**WHAT IS NEEDED**. How many lines in these records hold the string "Elenco"? Reply with the number alone.

**DATA SUPPLIED**.
- - - - - - -

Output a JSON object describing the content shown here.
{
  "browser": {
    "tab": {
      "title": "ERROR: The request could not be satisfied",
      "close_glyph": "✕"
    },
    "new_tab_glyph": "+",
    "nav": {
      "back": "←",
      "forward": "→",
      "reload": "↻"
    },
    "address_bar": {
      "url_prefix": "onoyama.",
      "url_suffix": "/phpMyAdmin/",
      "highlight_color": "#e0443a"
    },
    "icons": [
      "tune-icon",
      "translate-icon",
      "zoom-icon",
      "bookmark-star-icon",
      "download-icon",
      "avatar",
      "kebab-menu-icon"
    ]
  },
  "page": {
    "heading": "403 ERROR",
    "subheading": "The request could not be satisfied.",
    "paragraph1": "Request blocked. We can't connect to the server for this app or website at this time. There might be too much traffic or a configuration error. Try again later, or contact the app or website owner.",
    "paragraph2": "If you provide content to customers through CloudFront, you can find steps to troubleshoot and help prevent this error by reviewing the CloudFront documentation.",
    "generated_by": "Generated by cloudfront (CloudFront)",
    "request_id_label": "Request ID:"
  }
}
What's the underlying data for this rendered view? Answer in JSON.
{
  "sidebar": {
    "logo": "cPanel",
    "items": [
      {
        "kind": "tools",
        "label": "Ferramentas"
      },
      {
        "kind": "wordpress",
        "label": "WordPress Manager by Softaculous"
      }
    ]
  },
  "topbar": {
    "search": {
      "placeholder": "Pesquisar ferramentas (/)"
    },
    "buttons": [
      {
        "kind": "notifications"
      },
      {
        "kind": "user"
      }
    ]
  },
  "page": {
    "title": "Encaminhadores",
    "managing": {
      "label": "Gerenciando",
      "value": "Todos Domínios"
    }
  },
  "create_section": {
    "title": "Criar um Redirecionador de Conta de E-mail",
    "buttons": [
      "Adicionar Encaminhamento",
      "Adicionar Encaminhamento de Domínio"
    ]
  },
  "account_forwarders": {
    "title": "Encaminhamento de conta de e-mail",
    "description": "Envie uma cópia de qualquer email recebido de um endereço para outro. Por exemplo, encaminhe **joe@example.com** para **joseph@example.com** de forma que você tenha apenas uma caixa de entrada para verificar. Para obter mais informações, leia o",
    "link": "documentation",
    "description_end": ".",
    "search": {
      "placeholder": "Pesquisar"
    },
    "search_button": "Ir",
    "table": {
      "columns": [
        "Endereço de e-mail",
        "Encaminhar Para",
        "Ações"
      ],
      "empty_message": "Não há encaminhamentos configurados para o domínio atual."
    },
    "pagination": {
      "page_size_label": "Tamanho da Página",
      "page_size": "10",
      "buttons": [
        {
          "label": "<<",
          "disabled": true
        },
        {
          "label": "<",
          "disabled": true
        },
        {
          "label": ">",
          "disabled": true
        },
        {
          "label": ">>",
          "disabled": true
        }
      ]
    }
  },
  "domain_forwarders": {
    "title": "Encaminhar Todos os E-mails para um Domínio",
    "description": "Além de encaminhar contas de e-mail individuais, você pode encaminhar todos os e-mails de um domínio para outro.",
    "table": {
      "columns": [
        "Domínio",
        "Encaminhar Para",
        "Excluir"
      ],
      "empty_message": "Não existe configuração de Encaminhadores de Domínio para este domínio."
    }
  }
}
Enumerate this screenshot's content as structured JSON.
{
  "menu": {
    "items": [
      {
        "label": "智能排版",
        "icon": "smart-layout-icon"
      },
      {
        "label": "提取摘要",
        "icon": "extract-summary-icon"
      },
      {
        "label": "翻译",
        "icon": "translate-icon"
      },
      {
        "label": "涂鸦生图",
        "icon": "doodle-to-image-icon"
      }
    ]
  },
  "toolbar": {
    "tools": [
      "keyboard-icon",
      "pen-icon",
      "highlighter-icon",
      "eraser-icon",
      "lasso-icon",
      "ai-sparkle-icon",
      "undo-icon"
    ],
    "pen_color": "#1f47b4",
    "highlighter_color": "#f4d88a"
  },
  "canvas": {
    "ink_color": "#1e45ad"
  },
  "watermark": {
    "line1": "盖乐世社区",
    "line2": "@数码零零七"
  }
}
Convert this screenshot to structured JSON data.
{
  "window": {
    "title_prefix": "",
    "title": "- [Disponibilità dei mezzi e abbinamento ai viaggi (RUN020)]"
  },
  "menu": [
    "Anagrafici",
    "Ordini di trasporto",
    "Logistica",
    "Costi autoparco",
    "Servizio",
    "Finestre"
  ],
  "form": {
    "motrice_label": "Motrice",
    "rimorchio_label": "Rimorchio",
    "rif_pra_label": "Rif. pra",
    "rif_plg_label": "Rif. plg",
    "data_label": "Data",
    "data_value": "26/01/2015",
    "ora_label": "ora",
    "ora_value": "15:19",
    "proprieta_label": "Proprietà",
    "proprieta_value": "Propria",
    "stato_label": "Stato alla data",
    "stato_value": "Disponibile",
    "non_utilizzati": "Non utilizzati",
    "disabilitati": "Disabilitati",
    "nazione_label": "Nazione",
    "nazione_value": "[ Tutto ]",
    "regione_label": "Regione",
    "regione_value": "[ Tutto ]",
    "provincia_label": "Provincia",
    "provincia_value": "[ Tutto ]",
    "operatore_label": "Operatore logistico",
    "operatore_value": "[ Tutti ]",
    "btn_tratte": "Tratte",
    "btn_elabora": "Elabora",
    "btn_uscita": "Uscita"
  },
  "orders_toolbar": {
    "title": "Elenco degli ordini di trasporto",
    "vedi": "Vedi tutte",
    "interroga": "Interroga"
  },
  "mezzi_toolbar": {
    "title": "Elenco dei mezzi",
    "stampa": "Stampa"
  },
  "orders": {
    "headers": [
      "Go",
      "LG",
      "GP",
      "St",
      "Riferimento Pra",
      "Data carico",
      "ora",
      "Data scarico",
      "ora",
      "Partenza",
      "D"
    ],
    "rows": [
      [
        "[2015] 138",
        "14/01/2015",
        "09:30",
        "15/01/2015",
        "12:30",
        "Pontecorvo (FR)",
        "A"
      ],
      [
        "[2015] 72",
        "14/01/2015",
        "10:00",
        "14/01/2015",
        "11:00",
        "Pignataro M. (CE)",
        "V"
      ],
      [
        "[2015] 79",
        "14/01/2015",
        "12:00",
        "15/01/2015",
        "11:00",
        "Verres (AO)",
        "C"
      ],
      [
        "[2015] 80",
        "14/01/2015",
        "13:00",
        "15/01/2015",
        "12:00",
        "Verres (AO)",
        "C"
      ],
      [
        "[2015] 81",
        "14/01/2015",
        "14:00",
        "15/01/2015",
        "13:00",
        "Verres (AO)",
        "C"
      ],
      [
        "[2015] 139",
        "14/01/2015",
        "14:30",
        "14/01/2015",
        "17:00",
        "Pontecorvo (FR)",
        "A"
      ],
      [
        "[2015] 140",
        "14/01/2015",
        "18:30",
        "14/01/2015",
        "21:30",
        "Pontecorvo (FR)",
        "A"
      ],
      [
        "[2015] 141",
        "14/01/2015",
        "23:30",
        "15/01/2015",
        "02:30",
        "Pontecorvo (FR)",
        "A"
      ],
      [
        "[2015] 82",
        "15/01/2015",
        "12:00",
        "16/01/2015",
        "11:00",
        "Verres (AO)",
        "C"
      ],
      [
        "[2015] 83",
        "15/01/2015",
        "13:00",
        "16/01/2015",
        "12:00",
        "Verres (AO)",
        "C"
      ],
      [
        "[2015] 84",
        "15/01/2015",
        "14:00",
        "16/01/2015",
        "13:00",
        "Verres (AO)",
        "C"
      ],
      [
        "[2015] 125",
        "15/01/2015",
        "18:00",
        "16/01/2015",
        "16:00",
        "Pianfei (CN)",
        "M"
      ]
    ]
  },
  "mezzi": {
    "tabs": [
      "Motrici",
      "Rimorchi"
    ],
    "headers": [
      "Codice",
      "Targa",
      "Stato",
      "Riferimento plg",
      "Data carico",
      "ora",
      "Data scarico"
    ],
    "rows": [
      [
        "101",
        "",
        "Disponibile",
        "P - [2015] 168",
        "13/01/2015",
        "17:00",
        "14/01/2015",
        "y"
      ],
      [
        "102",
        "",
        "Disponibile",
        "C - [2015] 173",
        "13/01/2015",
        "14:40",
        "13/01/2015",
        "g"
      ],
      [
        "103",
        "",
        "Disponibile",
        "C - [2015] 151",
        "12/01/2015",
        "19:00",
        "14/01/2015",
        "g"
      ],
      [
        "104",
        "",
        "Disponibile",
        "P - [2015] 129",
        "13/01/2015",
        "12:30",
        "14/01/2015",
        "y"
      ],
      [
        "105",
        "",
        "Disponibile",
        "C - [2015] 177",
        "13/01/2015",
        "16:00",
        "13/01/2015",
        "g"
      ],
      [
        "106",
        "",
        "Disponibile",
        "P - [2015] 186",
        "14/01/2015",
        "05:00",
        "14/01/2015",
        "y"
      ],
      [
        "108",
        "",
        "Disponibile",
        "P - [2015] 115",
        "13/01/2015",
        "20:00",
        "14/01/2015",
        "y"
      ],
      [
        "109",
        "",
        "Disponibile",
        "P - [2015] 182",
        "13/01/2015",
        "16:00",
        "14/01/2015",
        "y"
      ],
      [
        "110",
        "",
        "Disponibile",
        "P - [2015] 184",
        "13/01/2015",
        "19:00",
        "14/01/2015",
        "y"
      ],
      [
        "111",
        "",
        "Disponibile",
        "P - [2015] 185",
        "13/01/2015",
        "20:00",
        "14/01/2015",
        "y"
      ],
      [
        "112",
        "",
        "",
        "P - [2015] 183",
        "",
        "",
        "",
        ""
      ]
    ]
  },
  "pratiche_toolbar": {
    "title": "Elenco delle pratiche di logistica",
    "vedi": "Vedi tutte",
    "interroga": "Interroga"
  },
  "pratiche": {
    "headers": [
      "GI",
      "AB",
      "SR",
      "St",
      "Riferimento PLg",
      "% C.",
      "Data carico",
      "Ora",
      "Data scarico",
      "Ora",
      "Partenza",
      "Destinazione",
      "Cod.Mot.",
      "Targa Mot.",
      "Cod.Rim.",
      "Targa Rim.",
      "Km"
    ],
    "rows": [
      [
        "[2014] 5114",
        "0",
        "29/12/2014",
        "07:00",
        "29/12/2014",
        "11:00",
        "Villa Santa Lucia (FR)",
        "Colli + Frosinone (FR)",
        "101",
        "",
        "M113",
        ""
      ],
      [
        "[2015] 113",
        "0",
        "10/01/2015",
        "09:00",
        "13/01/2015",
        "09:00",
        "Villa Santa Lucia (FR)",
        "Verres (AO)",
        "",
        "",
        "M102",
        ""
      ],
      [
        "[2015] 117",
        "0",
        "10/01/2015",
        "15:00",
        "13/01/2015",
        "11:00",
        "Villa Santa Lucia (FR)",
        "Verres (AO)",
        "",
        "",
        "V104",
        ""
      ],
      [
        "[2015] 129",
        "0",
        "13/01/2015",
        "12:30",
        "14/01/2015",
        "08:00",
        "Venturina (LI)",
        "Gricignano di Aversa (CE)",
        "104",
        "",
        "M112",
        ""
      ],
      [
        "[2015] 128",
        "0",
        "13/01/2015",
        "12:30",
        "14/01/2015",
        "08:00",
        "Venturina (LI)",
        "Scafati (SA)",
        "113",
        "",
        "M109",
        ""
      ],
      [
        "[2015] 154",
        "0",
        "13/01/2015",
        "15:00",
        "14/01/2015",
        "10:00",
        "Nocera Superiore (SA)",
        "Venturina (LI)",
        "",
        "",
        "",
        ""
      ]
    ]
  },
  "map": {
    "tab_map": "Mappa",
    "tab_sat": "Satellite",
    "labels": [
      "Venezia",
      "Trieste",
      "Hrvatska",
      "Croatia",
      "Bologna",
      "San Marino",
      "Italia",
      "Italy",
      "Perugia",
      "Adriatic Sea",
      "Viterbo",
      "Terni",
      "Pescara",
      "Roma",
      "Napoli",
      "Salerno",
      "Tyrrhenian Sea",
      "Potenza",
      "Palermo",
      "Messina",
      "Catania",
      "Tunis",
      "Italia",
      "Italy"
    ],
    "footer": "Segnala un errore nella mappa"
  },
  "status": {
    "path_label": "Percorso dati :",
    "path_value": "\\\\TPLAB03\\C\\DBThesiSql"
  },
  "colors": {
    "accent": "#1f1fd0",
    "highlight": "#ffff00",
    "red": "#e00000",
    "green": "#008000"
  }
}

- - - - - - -

**PROBLEM SOLUTION**. 3